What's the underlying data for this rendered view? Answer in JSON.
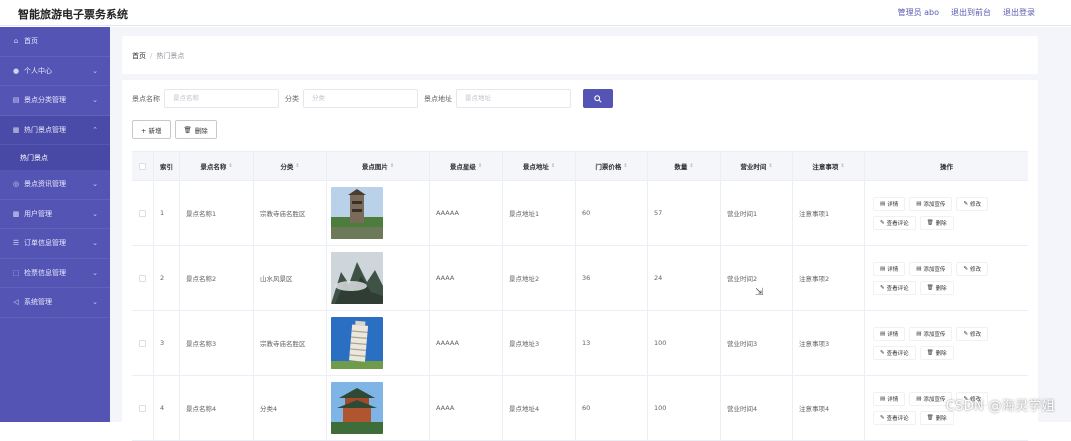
{
  "app": {
    "title": "智能旅游电子票务系统",
    "user": "管理员 abo",
    "links": [
      "退出到前台",
      "退出登录"
    ]
  },
  "sidebar": {
    "items": [
      {
        "label": "首页",
        "icon": "home-icon",
        "expandable": false
      },
      {
        "label": "个人中心",
        "icon": "user-icon",
        "expandable": true
      },
      {
        "label": "景点分类管理",
        "icon": "list-icon",
        "expandable": true
      },
      {
        "label": "热门景点管理",
        "icon": "grid-icon",
        "expandable": true,
        "expanded": true
      },
      {
        "label": "景点资讯管理",
        "icon": "info-icon",
        "expandable": true
      },
      {
        "label": "用户管理",
        "icon": "users-icon",
        "expandable": true
      },
      {
        "label": "订单信息管理",
        "icon": "order-icon",
        "expandable": true
      },
      {
        "label": "检票信息管理",
        "icon": "ticket-icon",
        "expandable": true
      },
      {
        "label": "系统管理",
        "icon": "send-icon",
        "expandable": true
      }
    ],
    "sub_item": "热门景点"
  },
  "breadcrumb": {
    "home": "首页",
    "separator": "/",
    "current": "热门景点"
  },
  "search": {
    "fields": [
      {
        "label": "景点名称",
        "placeholder": "景点名称"
      },
      {
        "label": "分类",
        "placeholder": "分类"
      },
      {
        "label": "景点地址",
        "placeholder": "景点地址"
      }
    ]
  },
  "actions": {
    "add": "+ 新增",
    "delete": "删除"
  },
  "table": {
    "headers": [
      "索引",
      "景点名称",
      "分类",
      "景点图片",
      "景点星级",
      "景点地址",
      "门票价格",
      "数量",
      "营业时间",
      "注意事项",
      "操作"
    ],
    "sortable": [
      false,
      true,
      true,
      true,
      true,
      true,
      true,
      true,
      true,
      true,
      false
    ],
    "rows": [
      {
        "index": "1",
        "name": "景点名称1",
        "category": "宗教寺庙名胜区",
        "stars": "AAAAA",
        "address": "景点地址1",
        "price": "60",
        "qty": "57",
        "hours": "营业时间1",
        "notes": "注意事项1",
        "image": "tower-photo"
      },
      {
        "index": "2",
        "name": "景点名称2",
        "category": "山水风景区",
        "stars": "AAAA",
        "address": "景点地址2",
        "price": "36",
        "qty": "24",
        "hours": "营业时间2",
        "notes": "注意事项2",
        "image": "mountain-photo"
      },
      {
        "index": "3",
        "name": "景点名称3",
        "category": "宗教寺庙名胜区",
        "stars": "AAAAA",
        "address": "景点地址3",
        "price": "13",
        "qty": "100",
        "hours": "营业时间3",
        "notes": "注意事项3",
        "image": "leaning-tower-photo"
      },
      {
        "index": "4",
        "name": "景点名称4",
        "category": "分类4",
        "stars": "AAAA",
        "address": "景点地址4",
        "price": "60",
        "qty": "100",
        "hours": "营业时间4",
        "notes": "注意事项4",
        "image": "pavilion-photo"
      }
    ],
    "ops": [
      "详情",
      "添加宣传",
      "修改",
      "查看评论",
      "删除"
    ]
  },
  "watermark": "CSDN @海灵学姐",
  "colors": {
    "accent": "#5454b5",
    "sidebar_bg": "#5454b5"
  }
}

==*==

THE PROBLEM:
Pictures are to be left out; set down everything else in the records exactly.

TASK SOLUTION:
What's the underlying data for this rendered view? Answer in JSON.
{
  "app": {
    "title": "智能旅游电子票务系统",
    "user": "管理员 abo",
    "links": [
      "退出到前台",
      "退出登录"
    ]
  },
  "sidebar": {
    "items": [
      {
        "label": "首页",
        "icon": "home-icon",
        "expandable": false
      },
      {
        "label": "个人中心",
        "icon": "user-icon",
        "expandable": true
      },
      {
        "label": "景点分类管理",
        "icon": "list-icon",
        "expandable": true
      },
      {
        "label": "热门景点管理",
        "icon": "grid-icon",
        "expandable": true,
        "expanded": true
      },
      {
        "label": "景点资讯管理",
        "icon": "info-icon",
        "expandable": true
      },
      {
        "label": "用户管理",
        "icon": "users-icon",
        "expandable": true
      },
      {
        "label": "订单信息管理",
        "icon": "order-icon",
        "expandable": true
      },
      {
        "label": "检票信息管理",
        "icon": "ticket-icon",
        "expandable": true
      },
      {
        "label": "系统管理",
        "icon": "send-icon",
        "expandable": true
      }
    ],
    "sub_item": "热门景点"
  },
  "breadcrumb": {
    "home": "首页",
    "separator": "/",
    "current": "热门景点"
  },
  "search": {
    "fields": [
      {
        "label": "景点名称",
        "placeholder": "景点名称"
      },
      {
        "label": "分类",
        "placeholder": "分类"
      },
      {
        "label": "景点地址",
        "placeholder": "景点地址"
      }
    ]
  },
  "actions": {
    "add": "+ 新增",
    "delete": "删除"
  },
  "table": {
    "headers": [
      "索引",
      "景点名称",
      "分类",
      "景点图片",
      "景点星级",
      "景点地址",
      "门票价格",
      "数量",
      "营业时间",
      "注意事项",
      "操作"
    ],
    "sortable": [
      false,
      true,
      true,
      true,
      true,
      true,
      true,
      true,
      true,
      true,
      false
    ],
    "rows": [
      {
        "index": "1",
        "name": "景点名称1",
        "category": "宗教寺庙名胜区",
        "stars": "AAAAA",
        "address": "景点地址1",
        "price": "60",
        "qty": "57",
        "hours": "营业时间1",
        "notes": "注意事项1",
        "image": "tower-photo"
      },
      {
        "index": "2",
        "name": "景点名称2",
        "category": "山水风景区",
        "stars": "AAAA",
        "address": "景点地址2",
        "price": "36",
        "qty": "24",
        "hours": "营业时间2",
        "notes": "注意事项2",
        "image": "mountain-photo"
      },
      {
        "index": "3",
        "name": "景点名称3",
        "category": "宗教寺庙名胜区",
        "stars": "AAAAA",
        "address": "景点地址3",
        "price": "13",
        "qty": "100",
        "hours": "营业时间3",
        "notes": "注意事项3",
        "image": "leaning-tower-photo"
      },
      {
        "index": "4",
        "name": "景点名称4",
        "category": "分类4",
        "stars": "AAAA",
        "address": "景点地址4",
        "price": "60",
        "qty": "100",
        "hours": "营业时间4",
        "notes": "注意事项4",
        "image": "pavilion-photo"
      }
    ],
    "ops": [
      "详情",
      "添加宣传",
      "修改",
      "查看评论",
      "删除"
    ]
  },
  "watermark": "CSDN @海灵学姐",
  "colors": {
    "accent": "#5454b5",
    "sidebar_bg": "#5454b5"
  }
}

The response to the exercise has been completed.